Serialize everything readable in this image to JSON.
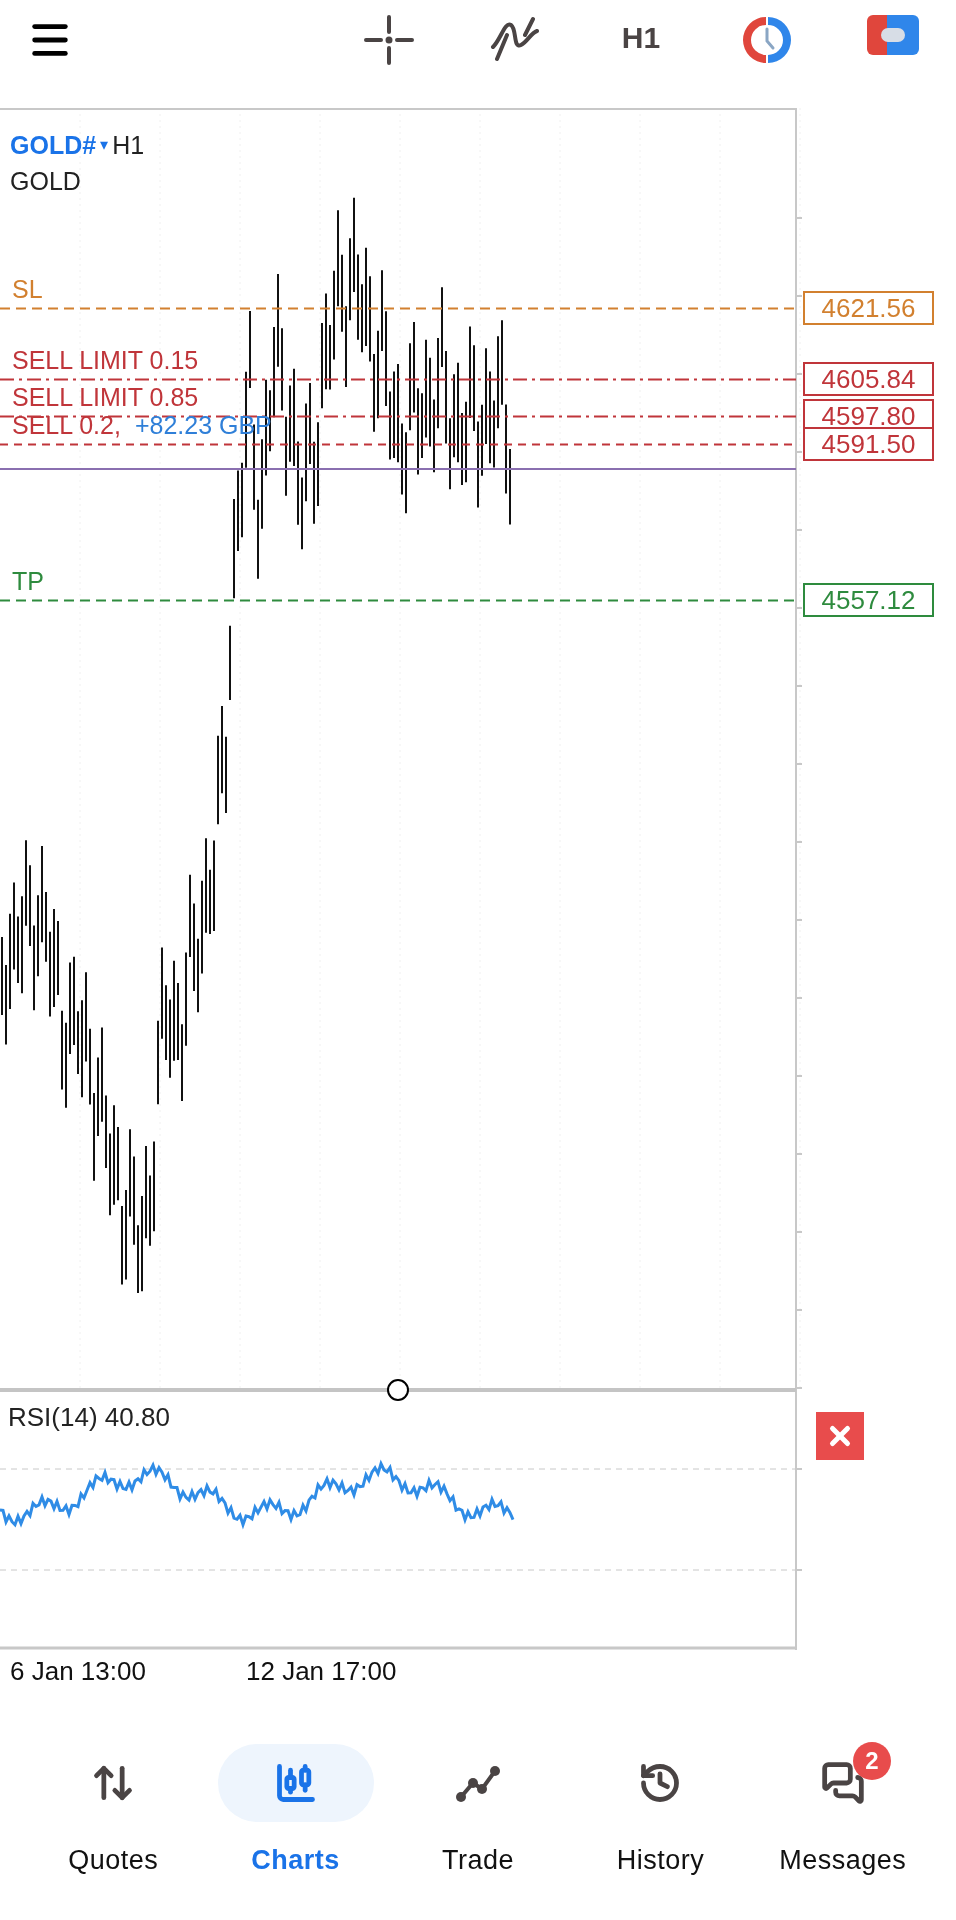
{
  "toolbar": {
    "timeframe": "H1"
  },
  "chart": {
    "symbol": "GOLD#",
    "dropdown": "▾",
    "timeframe": "H1",
    "description": "GOLD",
    "levels": [
      {
        "kind": "sl",
        "label": "SL",
        "price": "4621.56",
        "color": "#d2802f"
      },
      {
        "kind": "sell_limit",
        "label": "SELL LIMIT 0.15",
        "price": "4605.84",
        "color": "#c0353a"
      },
      {
        "kind": "sell_limit",
        "label": "SELL LIMIT 0.85",
        "price": "4597.80",
        "color": "#c0353a"
      },
      {
        "kind": "sell",
        "label": "SELL 0.2,",
        "profit": "+82.23 GBP",
        "price": "4591.50",
        "color": "#c0353a"
      },
      {
        "kind": "tp",
        "label": "TP",
        "price": "4557.12",
        "color": "#2e8b3e"
      }
    ]
  },
  "indicator": {
    "label": "RSI(14) 40.80"
  },
  "time_axis": [
    "6 Jan 13:00",
    "12 Jan 17:00"
  ],
  "nav": [
    {
      "kind": "quotes",
      "label": "Quotes",
      "selected": false
    },
    {
      "kind": "charts",
      "label": "Charts",
      "selected": true
    },
    {
      "kind": "trade",
      "label": "Trade",
      "selected": false
    },
    {
      "kind": "history",
      "label": "History",
      "selected": false
    },
    {
      "kind": "messages",
      "label": "Messages",
      "selected": false,
      "badge": "2"
    }
  ]
}
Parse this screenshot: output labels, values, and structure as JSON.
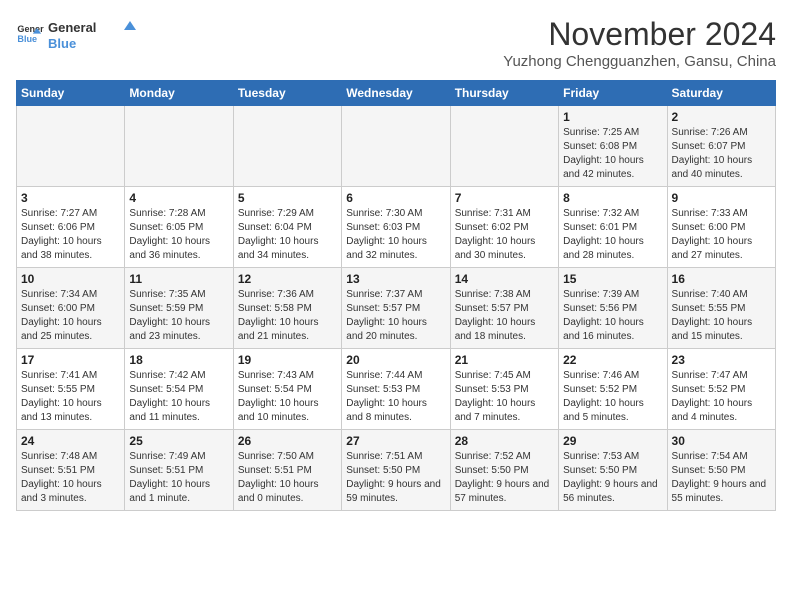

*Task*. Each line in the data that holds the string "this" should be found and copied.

*Written answer*.
Serialize everything readable in this image to JSON.
Parse this screenshot: output labels, values, and structure as JSON.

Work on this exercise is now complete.